■ WORK TASK
How many separate lines of the data contain "test"? Give the count and nothing else.

■ DATA EXTRACTS
------------------------------------------------------------------------

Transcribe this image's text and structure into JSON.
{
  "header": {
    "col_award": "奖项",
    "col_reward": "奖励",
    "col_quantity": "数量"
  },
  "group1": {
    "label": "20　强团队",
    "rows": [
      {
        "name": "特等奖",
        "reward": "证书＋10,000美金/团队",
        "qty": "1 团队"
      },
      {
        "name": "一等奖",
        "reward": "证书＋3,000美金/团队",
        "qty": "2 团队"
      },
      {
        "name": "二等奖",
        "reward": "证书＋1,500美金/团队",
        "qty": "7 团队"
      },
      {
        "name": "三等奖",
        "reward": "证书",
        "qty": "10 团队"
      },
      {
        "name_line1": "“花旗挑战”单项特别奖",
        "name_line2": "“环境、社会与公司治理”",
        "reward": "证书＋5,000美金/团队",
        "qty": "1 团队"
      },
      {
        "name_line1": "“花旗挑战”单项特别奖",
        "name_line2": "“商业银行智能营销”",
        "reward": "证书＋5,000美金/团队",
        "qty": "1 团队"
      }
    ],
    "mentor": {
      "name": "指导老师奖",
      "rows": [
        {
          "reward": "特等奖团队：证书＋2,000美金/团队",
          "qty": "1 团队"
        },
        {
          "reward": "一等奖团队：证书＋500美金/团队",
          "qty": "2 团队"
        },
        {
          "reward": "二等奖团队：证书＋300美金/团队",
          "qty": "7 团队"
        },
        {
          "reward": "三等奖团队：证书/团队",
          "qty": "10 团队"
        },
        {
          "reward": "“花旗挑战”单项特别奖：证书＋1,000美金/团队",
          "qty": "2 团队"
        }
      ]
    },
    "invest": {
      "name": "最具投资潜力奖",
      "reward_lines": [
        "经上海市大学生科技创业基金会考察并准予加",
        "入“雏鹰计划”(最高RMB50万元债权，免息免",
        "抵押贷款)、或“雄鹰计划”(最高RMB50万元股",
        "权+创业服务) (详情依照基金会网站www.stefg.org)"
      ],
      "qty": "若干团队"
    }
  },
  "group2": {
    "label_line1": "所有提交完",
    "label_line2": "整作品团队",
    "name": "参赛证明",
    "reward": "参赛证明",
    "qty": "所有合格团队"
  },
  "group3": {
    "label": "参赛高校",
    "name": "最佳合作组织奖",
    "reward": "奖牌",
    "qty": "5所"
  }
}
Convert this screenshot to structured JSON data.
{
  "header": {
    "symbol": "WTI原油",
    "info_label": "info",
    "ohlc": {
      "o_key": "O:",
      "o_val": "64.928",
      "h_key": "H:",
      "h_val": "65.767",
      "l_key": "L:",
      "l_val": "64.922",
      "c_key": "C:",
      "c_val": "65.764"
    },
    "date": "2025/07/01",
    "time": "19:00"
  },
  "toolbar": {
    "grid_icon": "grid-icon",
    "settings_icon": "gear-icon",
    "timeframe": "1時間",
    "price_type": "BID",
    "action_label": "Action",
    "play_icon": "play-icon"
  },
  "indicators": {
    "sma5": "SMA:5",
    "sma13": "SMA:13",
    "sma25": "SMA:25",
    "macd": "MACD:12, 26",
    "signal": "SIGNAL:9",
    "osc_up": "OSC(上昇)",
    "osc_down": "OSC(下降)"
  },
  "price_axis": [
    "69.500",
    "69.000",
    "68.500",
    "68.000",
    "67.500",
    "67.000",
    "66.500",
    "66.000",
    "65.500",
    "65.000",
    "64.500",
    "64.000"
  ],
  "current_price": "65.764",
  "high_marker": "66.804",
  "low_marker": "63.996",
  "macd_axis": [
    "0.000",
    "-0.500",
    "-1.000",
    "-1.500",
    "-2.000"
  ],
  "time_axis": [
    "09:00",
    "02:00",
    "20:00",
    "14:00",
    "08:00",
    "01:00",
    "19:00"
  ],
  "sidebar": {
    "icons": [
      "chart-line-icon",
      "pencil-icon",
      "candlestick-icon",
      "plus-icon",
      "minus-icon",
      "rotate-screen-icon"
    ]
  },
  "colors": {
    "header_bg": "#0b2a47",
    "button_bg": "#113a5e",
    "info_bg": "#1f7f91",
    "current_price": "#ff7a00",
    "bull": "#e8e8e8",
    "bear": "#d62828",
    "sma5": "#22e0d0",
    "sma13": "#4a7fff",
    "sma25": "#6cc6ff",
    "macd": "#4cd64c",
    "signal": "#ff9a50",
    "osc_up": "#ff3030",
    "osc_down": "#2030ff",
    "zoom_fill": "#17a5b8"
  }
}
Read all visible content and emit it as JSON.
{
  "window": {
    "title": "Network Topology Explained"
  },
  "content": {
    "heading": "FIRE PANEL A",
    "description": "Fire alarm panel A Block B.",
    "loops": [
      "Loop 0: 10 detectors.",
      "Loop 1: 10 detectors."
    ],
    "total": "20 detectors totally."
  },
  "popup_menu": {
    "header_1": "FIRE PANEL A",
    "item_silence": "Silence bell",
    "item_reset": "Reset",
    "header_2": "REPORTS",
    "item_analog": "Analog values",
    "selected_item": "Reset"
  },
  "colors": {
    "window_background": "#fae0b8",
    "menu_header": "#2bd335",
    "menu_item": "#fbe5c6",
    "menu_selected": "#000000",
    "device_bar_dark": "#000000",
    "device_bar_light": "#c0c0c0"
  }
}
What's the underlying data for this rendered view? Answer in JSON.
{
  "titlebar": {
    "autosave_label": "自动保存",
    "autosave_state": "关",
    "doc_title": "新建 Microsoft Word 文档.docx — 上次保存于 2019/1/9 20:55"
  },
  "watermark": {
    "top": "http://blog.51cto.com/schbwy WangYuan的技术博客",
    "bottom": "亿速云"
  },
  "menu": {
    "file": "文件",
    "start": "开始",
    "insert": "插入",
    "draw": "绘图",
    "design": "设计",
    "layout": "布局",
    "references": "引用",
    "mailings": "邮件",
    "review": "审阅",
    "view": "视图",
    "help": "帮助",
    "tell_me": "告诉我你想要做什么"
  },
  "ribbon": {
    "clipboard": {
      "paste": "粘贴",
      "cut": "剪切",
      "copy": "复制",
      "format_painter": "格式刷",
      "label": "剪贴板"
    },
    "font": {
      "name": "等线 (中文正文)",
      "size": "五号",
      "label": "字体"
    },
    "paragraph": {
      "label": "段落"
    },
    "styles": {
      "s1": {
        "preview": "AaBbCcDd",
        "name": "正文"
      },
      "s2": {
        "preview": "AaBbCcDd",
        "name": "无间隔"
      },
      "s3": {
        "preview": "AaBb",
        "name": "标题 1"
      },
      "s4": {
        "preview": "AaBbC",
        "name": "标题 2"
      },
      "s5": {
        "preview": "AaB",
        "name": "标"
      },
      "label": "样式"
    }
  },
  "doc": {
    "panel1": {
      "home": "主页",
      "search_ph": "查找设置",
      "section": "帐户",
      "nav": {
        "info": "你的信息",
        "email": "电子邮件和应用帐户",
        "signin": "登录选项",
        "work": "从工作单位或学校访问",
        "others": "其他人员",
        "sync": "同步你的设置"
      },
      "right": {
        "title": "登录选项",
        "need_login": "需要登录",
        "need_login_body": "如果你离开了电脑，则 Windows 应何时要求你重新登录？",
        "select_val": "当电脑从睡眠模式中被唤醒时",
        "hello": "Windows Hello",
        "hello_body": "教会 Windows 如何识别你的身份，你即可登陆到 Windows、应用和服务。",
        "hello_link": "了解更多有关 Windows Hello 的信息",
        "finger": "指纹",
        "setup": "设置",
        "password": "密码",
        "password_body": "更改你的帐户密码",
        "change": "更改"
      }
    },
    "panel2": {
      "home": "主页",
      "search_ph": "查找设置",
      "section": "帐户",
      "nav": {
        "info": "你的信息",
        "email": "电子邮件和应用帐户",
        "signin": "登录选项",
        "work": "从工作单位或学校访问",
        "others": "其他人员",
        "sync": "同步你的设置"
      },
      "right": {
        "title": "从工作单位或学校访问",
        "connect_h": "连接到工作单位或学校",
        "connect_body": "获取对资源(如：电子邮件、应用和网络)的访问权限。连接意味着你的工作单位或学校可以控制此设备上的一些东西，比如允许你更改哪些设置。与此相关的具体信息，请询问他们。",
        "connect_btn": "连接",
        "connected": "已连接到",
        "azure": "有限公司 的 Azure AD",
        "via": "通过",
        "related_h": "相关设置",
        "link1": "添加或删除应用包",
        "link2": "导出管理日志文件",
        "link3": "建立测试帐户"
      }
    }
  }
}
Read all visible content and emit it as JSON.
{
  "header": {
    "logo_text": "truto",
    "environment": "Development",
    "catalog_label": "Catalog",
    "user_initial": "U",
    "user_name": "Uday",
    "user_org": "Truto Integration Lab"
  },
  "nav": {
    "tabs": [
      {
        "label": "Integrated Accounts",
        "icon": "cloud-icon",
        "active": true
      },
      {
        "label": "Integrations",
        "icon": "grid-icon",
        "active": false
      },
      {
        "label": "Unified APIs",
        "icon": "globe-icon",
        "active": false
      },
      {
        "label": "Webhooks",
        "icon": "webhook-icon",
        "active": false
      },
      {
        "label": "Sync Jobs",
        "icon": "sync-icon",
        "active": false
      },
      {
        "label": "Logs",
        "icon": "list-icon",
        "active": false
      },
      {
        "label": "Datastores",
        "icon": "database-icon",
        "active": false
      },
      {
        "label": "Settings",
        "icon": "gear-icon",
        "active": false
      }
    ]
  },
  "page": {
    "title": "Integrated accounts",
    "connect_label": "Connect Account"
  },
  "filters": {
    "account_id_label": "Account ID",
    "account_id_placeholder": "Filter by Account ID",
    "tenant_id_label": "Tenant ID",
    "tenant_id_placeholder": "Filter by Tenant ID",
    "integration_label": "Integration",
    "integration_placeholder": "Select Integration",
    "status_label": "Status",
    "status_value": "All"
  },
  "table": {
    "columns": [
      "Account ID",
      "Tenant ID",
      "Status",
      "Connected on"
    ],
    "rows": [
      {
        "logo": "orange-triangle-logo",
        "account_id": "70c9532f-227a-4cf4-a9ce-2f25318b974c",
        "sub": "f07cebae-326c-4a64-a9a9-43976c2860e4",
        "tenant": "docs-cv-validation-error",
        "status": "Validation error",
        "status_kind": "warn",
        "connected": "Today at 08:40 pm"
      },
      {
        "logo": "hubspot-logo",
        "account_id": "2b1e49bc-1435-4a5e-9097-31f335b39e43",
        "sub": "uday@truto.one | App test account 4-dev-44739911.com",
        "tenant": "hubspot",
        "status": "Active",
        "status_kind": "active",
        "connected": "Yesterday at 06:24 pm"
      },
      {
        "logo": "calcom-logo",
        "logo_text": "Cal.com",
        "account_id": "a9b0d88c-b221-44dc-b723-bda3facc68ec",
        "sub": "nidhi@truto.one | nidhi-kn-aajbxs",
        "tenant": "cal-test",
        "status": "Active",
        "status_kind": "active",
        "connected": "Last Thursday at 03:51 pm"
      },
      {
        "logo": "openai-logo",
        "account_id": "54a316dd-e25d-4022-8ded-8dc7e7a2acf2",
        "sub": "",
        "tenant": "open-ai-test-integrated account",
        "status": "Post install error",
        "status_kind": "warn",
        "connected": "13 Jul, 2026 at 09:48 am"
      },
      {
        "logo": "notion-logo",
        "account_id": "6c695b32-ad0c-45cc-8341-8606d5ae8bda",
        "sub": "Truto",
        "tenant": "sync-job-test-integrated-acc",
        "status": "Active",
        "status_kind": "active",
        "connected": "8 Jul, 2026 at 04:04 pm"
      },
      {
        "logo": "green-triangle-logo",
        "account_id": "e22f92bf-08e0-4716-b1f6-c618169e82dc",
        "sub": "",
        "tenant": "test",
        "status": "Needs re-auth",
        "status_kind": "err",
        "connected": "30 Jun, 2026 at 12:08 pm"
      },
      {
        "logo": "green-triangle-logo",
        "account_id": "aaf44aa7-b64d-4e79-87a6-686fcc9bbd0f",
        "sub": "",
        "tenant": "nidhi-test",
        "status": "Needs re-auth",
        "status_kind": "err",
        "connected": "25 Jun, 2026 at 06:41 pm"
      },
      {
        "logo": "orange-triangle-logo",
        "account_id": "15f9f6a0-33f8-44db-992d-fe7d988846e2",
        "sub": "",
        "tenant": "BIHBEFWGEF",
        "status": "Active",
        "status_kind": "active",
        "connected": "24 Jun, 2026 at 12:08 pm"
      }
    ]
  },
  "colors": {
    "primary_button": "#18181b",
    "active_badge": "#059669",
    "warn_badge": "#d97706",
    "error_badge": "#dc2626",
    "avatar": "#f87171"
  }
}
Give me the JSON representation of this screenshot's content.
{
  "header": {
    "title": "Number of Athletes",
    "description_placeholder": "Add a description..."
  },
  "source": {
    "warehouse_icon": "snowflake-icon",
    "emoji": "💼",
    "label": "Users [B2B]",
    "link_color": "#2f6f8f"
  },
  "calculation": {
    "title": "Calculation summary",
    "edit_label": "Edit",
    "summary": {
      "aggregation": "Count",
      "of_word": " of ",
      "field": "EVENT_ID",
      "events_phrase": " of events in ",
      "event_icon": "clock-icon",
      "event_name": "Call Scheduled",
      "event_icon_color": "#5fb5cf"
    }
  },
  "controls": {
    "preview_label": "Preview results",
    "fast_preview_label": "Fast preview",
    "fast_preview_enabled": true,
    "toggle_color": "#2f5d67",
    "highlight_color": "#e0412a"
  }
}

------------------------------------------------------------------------

■ SOLUTION TO THIS EXERCISE
6